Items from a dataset
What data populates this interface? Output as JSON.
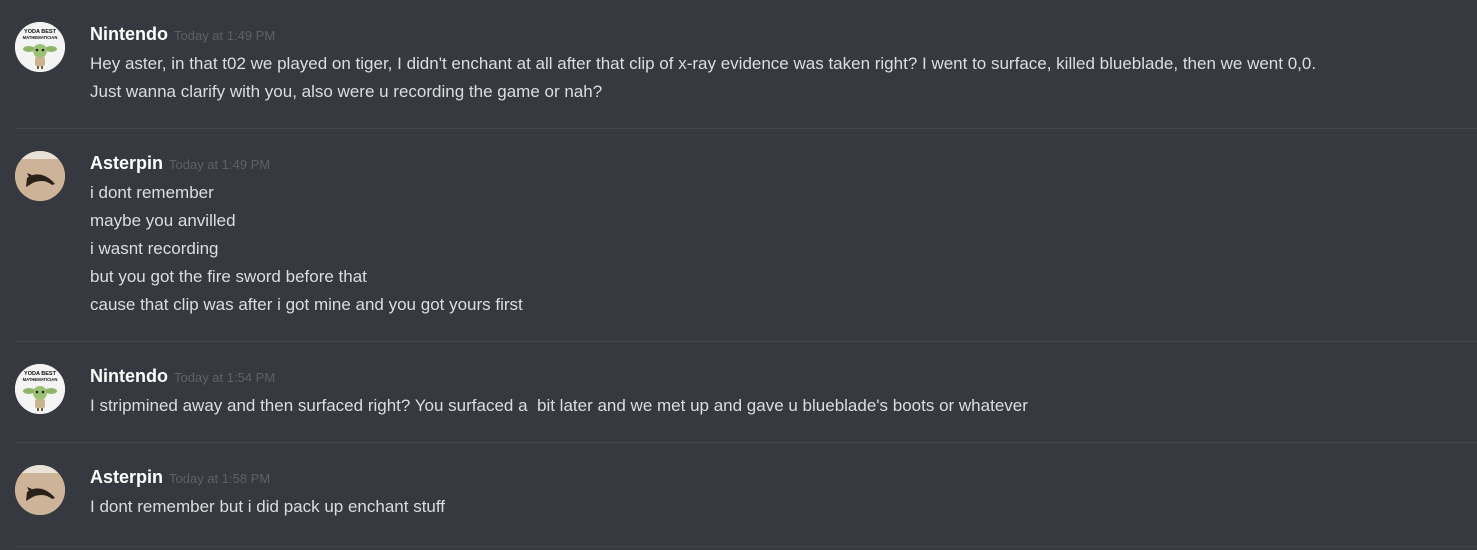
{
  "messages": [
    {
      "author": "Nintendo",
      "timestamp": "Today at 1:49 PM",
      "avatar": "yoda-best-mathematician-avatar",
      "avatar_text": [
        "YODA BEST",
        "MATHEMATICIAN"
      ],
      "lines": [
        "Hey aster, in that t02 we played on tiger, I didn't enchant at all after that clip of x-ray evidence was taken right? I went to surface, killed blueblade, then we went 0,0.",
        "Just wanna clarify with you, also were u recording the game or nah?"
      ]
    },
    {
      "author": "Asterpin",
      "timestamp": "Today at 1:49 PM",
      "avatar": "cat-photo-avatar",
      "lines": [
        "i dont remember",
        "maybe you anvilled",
        "i wasnt recording",
        "but you got the fire sword before that",
        "cause that clip was after i got mine and you got yours first"
      ]
    },
    {
      "author": "Nintendo",
      "timestamp": "Today at 1:54 PM",
      "avatar": "yoda-best-mathematician-avatar",
      "avatar_text": [
        "YODA BEST",
        "MATHEMATICIAN"
      ],
      "lines": [
        "I stripmined away and then surfaced right? You surfaced a  bit later and we met up and gave u blueblade's boots or whatever"
      ]
    },
    {
      "author": "Asterpin",
      "timestamp": "Today at 1:58 PM",
      "avatar": "cat-photo-avatar",
      "lines": [
        "I dont remember but i did pack up enchant stuff"
      ]
    }
  ],
  "colors": {
    "background": "#36393f",
    "username": "#ffffff",
    "timestamp": "#5e6168",
    "message_text": "#dcddde",
    "divider": "#42454a"
  }
}
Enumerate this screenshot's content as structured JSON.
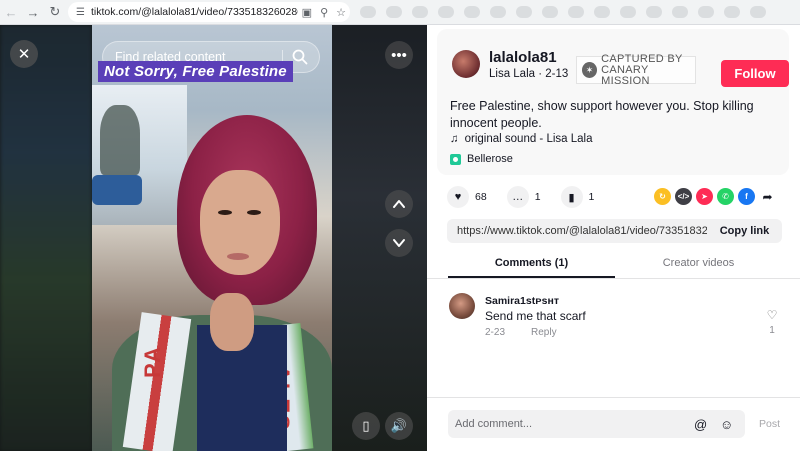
{
  "browser": {
    "url": "tiktok.com/@lalalola81/video/7335183260286..."
  },
  "video": {
    "search_placeholder": "Find related content",
    "caption": "Not Sorry, Free Palestine",
    "scarf_text_left": "PA",
    "scarf_text_right": "ALES"
  },
  "author": {
    "username": "lalalola81",
    "display_name": "Lisa Lala",
    "date": "2-13",
    "badge_line1": "CAPTURED BY",
    "badge_line2": "CANARY MISSION",
    "follow_label": "Follow"
  },
  "post": {
    "description": "Free Palestine, show support however you. Stop killing innocent people.",
    "sound": "original sound - Lisa Lala",
    "location": "Bellerose"
  },
  "stats": {
    "likes": "68",
    "comments": "1",
    "saves": "1"
  },
  "share": {
    "link": "https://www.tiktok.com/@lalalola81/video/7335183260...",
    "copy_label": "Copy link",
    "colors": [
      "#fbbf24",
      "#3f3f46",
      "#fe2c55",
      "#25d366",
      "#1877f2"
    ]
  },
  "tabs": {
    "comments": "Comments (1)",
    "creator_videos": "Creator videos"
  },
  "comments": [
    {
      "name": "Samira1stᴘsʜᴛ",
      "text": "Send me that scarf",
      "date": "2-23",
      "reply": "Reply",
      "likes": "1"
    }
  ],
  "composer": {
    "placeholder": "Add comment...",
    "post_label": "Post"
  }
}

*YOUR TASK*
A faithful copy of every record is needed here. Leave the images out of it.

*WORKED SOLUTION*
What data populates this interface? Output as JSON.
{
  "messages": [
    {
      "author": "Nintendo",
      "timestamp": "Today at 1:49 PM",
      "avatar": "yoda-best-mathematician-avatar",
      "avatar_text": [
        "YODA BEST",
        "MATHEMATICIAN"
      ],
      "lines": [
        "Hey aster, in that t02 we played on tiger, I didn't enchant at all after that clip of x-ray evidence was taken right? I went to surface, killed blueblade, then we went 0,0.",
        "Just wanna clarify with you, also were u recording the game or nah?"
      ]
    },
    {
      "author": "Asterpin",
      "timestamp": "Today at 1:49 PM",
      "avatar": "cat-photo-avatar",
      "lines": [
        "i dont remember",
        "maybe you anvilled",
        "i wasnt recording",
        "but you got the fire sword before that",
        "cause that clip was after i got mine and you got yours first"
      ]
    },
    {
      "author": "Nintendo",
      "timestamp": "Today at 1:54 PM",
      "avatar": "yoda-best-mathematician-avatar",
      "avatar_text": [
        "YODA BEST",
        "MATHEMATICIAN"
      ],
      "lines": [
        "I stripmined away and then surfaced right? You surfaced a  bit later and we met up and gave u blueblade's boots or whatever"
      ]
    },
    {
      "author": "Asterpin",
      "timestamp": "Today at 1:58 PM",
      "avatar": "cat-photo-avatar",
      "lines": [
        "I dont remember but i did pack up enchant stuff"
      ]
    }
  ],
  "colors": {
    "background": "#36393f",
    "username": "#ffffff",
    "timestamp": "#5e6168",
    "message_text": "#dcddde",
    "divider": "#42454a"
  }
}
Enumerate this screenshot's content as structured JSON.
{
  "browser": {
    "url": "tiktok.com/@lalalola81/video/7335183260286..."
  },
  "video": {
    "search_placeholder": "Find related content",
    "caption": "Not Sorry, Free Palestine",
    "scarf_text_left": "PA",
    "scarf_text_right": "ALES"
  },
  "author": {
    "username": "lalalola81",
    "display_name": "Lisa Lala",
    "date": "2-13",
    "badge_line1": "CAPTURED BY",
    "badge_line2": "CANARY MISSION",
    "follow_label": "Follow"
  },
  "post": {
    "description": "Free Palestine, show support however you. Stop killing innocent people.",
    "sound": "original sound - Lisa Lala",
    "location": "Bellerose"
  },
  "stats": {
    "likes": "68",
    "comments": "1",
    "saves": "1"
  },
  "share": {
    "link": "https://www.tiktok.com/@lalalola81/video/7335183260...",
    "copy_label": "Copy link",
    "colors": [
      "#fbbf24",
      "#3f3f46",
      "#fe2c55",
      "#25d366",
      "#1877f2"
    ]
  },
  "tabs": {
    "comments": "Comments (1)",
    "creator_videos": "Creator videos"
  },
  "comments": [
    {
      "name": "Samira1stᴘsʜᴛ",
      "text": "Send me that scarf",
      "date": "2-23",
      "reply": "Reply",
      "likes": "1"
    }
  ],
  "composer": {
    "placeholder": "Add comment...",
    "post_label": "Post"
  }
}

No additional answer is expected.